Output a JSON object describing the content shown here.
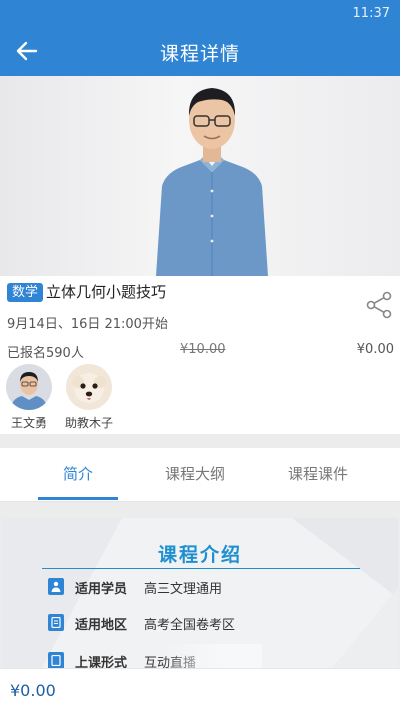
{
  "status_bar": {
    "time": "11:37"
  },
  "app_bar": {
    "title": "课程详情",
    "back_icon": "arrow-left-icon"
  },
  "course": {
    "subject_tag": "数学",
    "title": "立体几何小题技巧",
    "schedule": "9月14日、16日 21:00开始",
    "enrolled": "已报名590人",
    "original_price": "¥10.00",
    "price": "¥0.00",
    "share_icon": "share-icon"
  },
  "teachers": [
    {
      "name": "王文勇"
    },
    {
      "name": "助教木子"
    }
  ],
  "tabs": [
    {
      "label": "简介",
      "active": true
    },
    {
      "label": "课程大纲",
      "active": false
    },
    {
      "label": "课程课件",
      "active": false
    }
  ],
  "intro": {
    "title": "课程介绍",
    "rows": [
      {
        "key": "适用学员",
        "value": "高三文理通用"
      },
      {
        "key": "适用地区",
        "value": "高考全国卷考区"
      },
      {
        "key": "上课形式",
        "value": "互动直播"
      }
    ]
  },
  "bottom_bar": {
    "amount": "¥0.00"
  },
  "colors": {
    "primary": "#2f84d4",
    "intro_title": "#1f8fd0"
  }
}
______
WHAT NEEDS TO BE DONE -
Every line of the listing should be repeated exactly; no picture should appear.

TASK OUTPUT -
Output a JSON object describing the content shown here.
{
  "status_bar": {
    "time": "11:37"
  },
  "app_bar": {
    "title": "课程详情",
    "back_icon": "arrow-left-icon"
  },
  "course": {
    "subject_tag": "数学",
    "title": "立体几何小题技巧",
    "schedule": "9月14日、16日 21:00开始",
    "enrolled": "已报名590人",
    "original_price": "¥10.00",
    "price": "¥0.00",
    "share_icon": "share-icon"
  },
  "teachers": [
    {
      "name": "王文勇"
    },
    {
      "name": "助教木子"
    }
  ],
  "tabs": [
    {
      "label": "简介",
      "active": true
    },
    {
      "label": "课程大纲",
      "active": false
    },
    {
      "label": "课程课件",
      "active": false
    }
  ],
  "intro": {
    "title": "课程介绍",
    "rows": [
      {
        "key": "适用学员",
        "value": "高三文理通用"
      },
      {
        "key": "适用地区",
        "value": "高考全国卷考区"
      },
      {
        "key": "上课形式",
        "value": "互动直播"
      }
    ]
  },
  "bottom_bar": {
    "amount": "¥0.00"
  },
  "colors": {
    "primary": "#2f84d4",
    "intro_title": "#1f8fd0"
  }
}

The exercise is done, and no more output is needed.